Linton Joshua wants to share his story with you. His is the second in a series about four Little Rock Scholars and how the scholarship he received has impacted his life.
Linton is extraordinarily mature for a boy of 15. He has grown up with his parents and 3 siblings in Kibera, Kenya’s largest slum. Linton describes where the family lives: “We live in a 1-room house in Kibera. My parents rent a second room not far from the main house since one room gets crowded for the six of us. The two houses can become muddy when it gets wet and we share our accommodations with rats and cockroaches. No one dreams to live in such a place, but no one gets to choose where to and where not to live. It’s where I study, eat and sleep. I pray and dream that one day I will be living in a nice home and will build one for my parents.”
In addition to being mature, Linton is extraordinarily bright. He aced his entrance exam to secondary school, earning an EPN 4-year scholarship to one of Kenya’s top national boarding schools. Linton describes his school experience:
“I was enthusiastic to join a national school where teachers are devoted to their work and ensuring the best for their students.
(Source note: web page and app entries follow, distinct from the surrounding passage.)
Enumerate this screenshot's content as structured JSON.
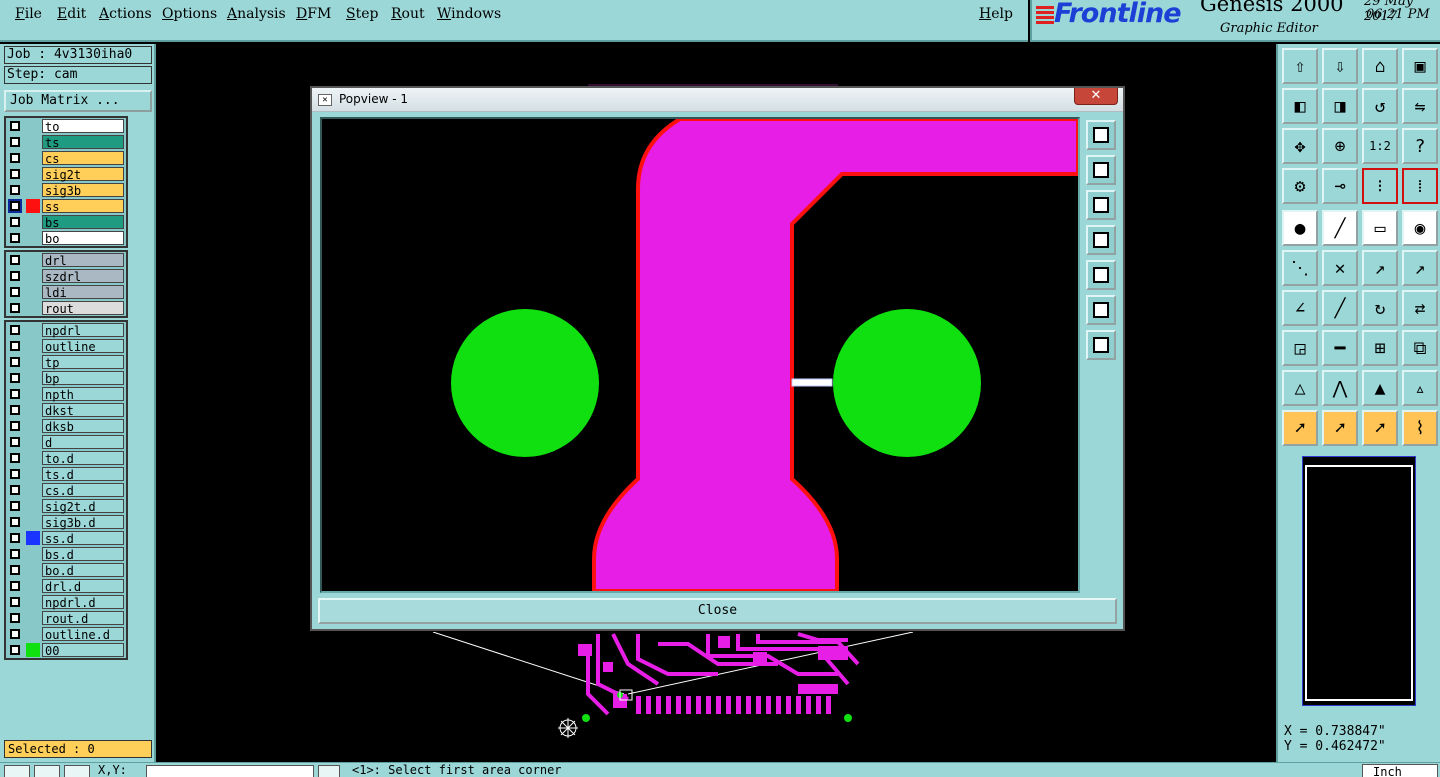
{
  "menu": {
    "items": [
      "File",
      "Edit",
      "Actions",
      "Options",
      "Analysis",
      "DFM",
      "Step",
      "Rout",
      "Windows"
    ],
    "help": "Help"
  },
  "brand": {
    "logo": "Frontline",
    "product": "Genesis 2000",
    "subtitle": "Graphic Editor",
    "date": "29 May 2017",
    "time": "06:21 PM"
  },
  "job": {
    "job_label": "Job : 4v3130iha0",
    "step_label": "Step: cam",
    "matrix_button": "Job Matrix ..."
  },
  "layer_groups": [
    [
      {
        "name": "to",
        "fill": "#ffffff"
      },
      {
        "name": "ts",
        "fill": "#1e9b80"
      },
      {
        "name": "cs",
        "fill": "#ffcf5a"
      },
      {
        "name": "sig2t",
        "fill": "#ffcf5a"
      },
      {
        "name": "sig3b",
        "fill": "#ffcf5a"
      },
      {
        "name": "ss",
        "fill": "#ffcf5a",
        "swatch": "#ff1010",
        "active": true
      },
      {
        "name": "bs",
        "fill": "#1e9b80"
      },
      {
        "name": "bo",
        "fill": "#ffffff"
      }
    ],
    [
      {
        "name": "drl",
        "fill": "#a9b8c2"
      },
      {
        "name": "szdrl",
        "fill": "#a9b8c2"
      },
      {
        "name": "ldi",
        "fill": "#a9b8c2"
      },
      {
        "name": "rout",
        "fill": "#dcdcdc"
      }
    ],
    [
      {
        "name": "npdrl",
        "fill": "#9cd7d7"
      },
      {
        "name": "outline",
        "fill": "#9cd7d7"
      },
      {
        "name": "tp",
        "fill": "#9cd7d7"
      },
      {
        "name": "bp",
        "fill": "#9cd7d7"
      },
      {
        "name": "npth",
        "fill": "#9cd7d7"
      },
      {
        "name": "dkst",
        "fill": "#9cd7d7"
      },
      {
        "name": "dksb",
        "fill": "#9cd7d7"
      },
      {
        "name": "d",
        "fill": "#9cd7d7"
      },
      {
        "name": "to.d",
        "fill": "#9cd7d7"
      },
      {
        "name": "ts.d",
        "fill": "#9cd7d7"
      },
      {
        "name": "cs.d",
        "fill": "#9cd7d7"
      },
      {
        "name": "sig2t.d",
        "fill": "#9cd7d7"
      },
      {
        "name": "sig3b.d",
        "fill": "#9cd7d7"
      },
      {
        "name": "ss.d",
        "fill": "#9cd7d7",
        "swatch": "#1a33ff"
      },
      {
        "name": "bs.d",
        "fill": "#9cd7d7"
      },
      {
        "name": "bo.d",
        "fill": "#9cd7d7"
      },
      {
        "name": "drl.d",
        "fill": "#9cd7d7"
      },
      {
        "name": "npdrl.d",
        "fill": "#9cd7d7"
      },
      {
        "name": "rout.d",
        "fill": "#9cd7d7"
      },
      {
        "name": "outline.d",
        "fill": "#9cd7d7"
      },
      {
        "name": "00",
        "fill": "#9cd7d7",
        "swatch": "#10e010"
      }
    ]
  ],
  "selected": "Selected : 0",
  "popview": {
    "title": "Popview - 1",
    "close_x": "✕",
    "close_button": "Close"
  },
  "coords": {
    "x": "X = 0.738847\"",
    "y": "Y = 0.462472\""
  },
  "bottom": {
    "xy_label": "X,Y:",
    "prompt": "<1>: Select first area corner",
    "unit": "Inch"
  },
  "colors": {
    "panel": "#9cd7d7",
    "copper_signal": "#e61ee6",
    "outline_red": "#ff1010",
    "pad_green": "#10e010"
  },
  "tools": [
    {
      "icon": "upload-icon",
      "glyph": "⇧",
      "style": "t-blue"
    },
    {
      "icon": "download-icon",
      "glyph": "⇩",
      "style": "t-blue"
    },
    {
      "icon": "home-icon",
      "glyph": "⌂",
      "style": "t-blue"
    },
    {
      "icon": "window-icon",
      "glyph": "▣",
      "style": "t-blue"
    },
    {
      "icon": "pan-left-icon",
      "glyph": "◧",
      "style": "t-blue"
    },
    {
      "icon": "pan-right-icon",
      "glyph": "◨",
      "style": "t-blue"
    },
    {
      "icon": "rotate-icon",
      "glyph": "↺",
      "style": "t-blue"
    },
    {
      "icon": "flip-icon",
      "glyph": "⇋",
      "style": "t-blue"
    },
    {
      "icon": "zoom-fit-icon",
      "glyph": "✥",
      "style": "t-blue"
    },
    {
      "icon": "zoom-center-icon",
      "glyph": "⊕",
      "style": "t-blue"
    },
    {
      "icon": "scale-icon",
      "glyph": "1:2",
      "style": "t-blue"
    },
    {
      "icon": "help-icon",
      "glyph": "?",
      "style": "t-blue"
    },
    {
      "icon": "settings-icon",
      "glyph": "⚙",
      "style": "t-blue"
    },
    {
      "icon": "key-icon",
      "glyph": "⊸",
      "style": "t-blue"
    },
    {
      "icon": "net-icon",
      "glyph": "⁝",
      "style": "t-blue t-red"
    },
    {
      "icon": "net-compare-icon",
      "glyph": "⁞",
      "style": "t-blue t-red"
    },
    {
      "icon": "pad-add-icon",
      "glyph": "●",
      "style": "t-white"
    },
    {
      "icon": "line-add-icon",
      "glyph": "╱",
      "style": "t-white"
    },
    {
      "icon": "ruler-icon",
      "glyph": "▭",
      "style": "t-white"
    },
    {
      "icon": "circle-select-icon",
      "glyph": "◉",
      "style": "t-white"
    },
    {
      "icon": "connect-icon",
      "glyph": "⋱",
      "style": "t-blue"
    },
    {
      "icon": "cross-icon",
      "glyph": "✕",
      "style": "t-blue"
    },
    {
      "icon": "move-dot-icon",
      "glyph": "↗",
      "style": "t-blue"
    },
    {
      "icon": "move-dot-2-icon",
      "glyph": "↗",
      "style": "t-blue"
    },
    {
      "icon": "angle-icon",
      "glyph": "∠",
      "style": "t-blue"
    },
    {
      "icon": "slash-icon",
      "glyph": "╱",
      "style": "t-blue"
    },
    {
      "icon": "arc-icon",
      "glyph": "↻",
      "style": "t-blue"
    },
    {
      "icon": "mirror-icon",
      "glyph": "⇄",
      "style": "t-blue"
    },
    {
      "icon": "snap-icon",
      "glyph": "◲",
      "style": "t-blue"
    },
    {
      "icon": "horizontal-line-icon",
      "glyph": "━",
      "style": "t-blue"
    },
    {
      "icon": "measure-icon",
      "glyph": "⊞",
      "style": "t-blue"
    },
    {
      "icon": "group-icon",
      "glyph": "⧉",
      "style": "t-blue"
    },
    {
      "icon": "triangle-icon",
      "glyph": "△",
      "style": "t-blue"
    },
    {
      "icon": "triangle-open-icon",
      "glyph": "⋀",
      "style": "t-blue"
    },
    {
      "icon": "triangle-filled-icon",
      "glyph": "▲",
      "style": "t-blue"
    },
    {
      "icon": "triangle-measure-icon",
      "glyph": "▵",
      "style": "t-blue"
    },
    {
      "icon": "pointer-icon",
      "glyph": "➚",
      "style": "t-orange"
    },
    {
      "icon": "pointer-box-icon",
      "glyph": "➚",
      "style": "t-orange"
    },
    {
      "icon": "pointer-octagon-icon",
      "glyph": "➚",
      "style": "t-orange"
    },
    {
      "icon": "route-icon",
      "glyph": "⌇",
      "style": "t-orange"
    }
  ],
  "popview_tools": [
    "zoom-in-icon",
    "pan-up-icon",
    "pan-down-icon",
    "pan-left-icon",
    "pan-right-icon",
    "zoom-fit-icon",
    "zoom-center-icon"
  ]
}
When I entered school I was shy and expected the experience to be the most traumatizing in my life, but I was mistaken. Life in high school is much more fun and enjoyable than it is at home. I am assured of getting breakfast, lunch and dinner every day, something I can’t count on at home.”
“High school has enabled me to meet people from all sides of our beautiful country. I interact with students from diverse cultures and ways of life. I thought most new subjects would be a horrific nightmare, but thanks to my teachers who encourage me to work hard, I got used to them and take my exams with confidence. My best subjects are Biology, Physics, Chemistry and Mathematics. I believe we are living in a world of science and need to apply science in our daily lives.”
Linton has big dreams for his future. “In terms of a career, I am considering two different fields. The first is to study Aeronautical Engineering at the Thompson School of flying in South Africa. It would be a great pleasure to design planes that are unique and can transport goods and people from different places around the world. My second dream is to pursue medicine and find solutions to many deadly diseases. By the end of my secondary school studies I hope to decide which career to pick.”
And Linton is grateful for his opportunity at a better life. He says, “I really thank my sponsors for supporting me. They have made my life simple by providing for my school fees, pocket money, shopping and even bus fare to school. The happiness that they have brought to our family cannot be weighed. All that I have to say is a big thanks, and may God bless them.”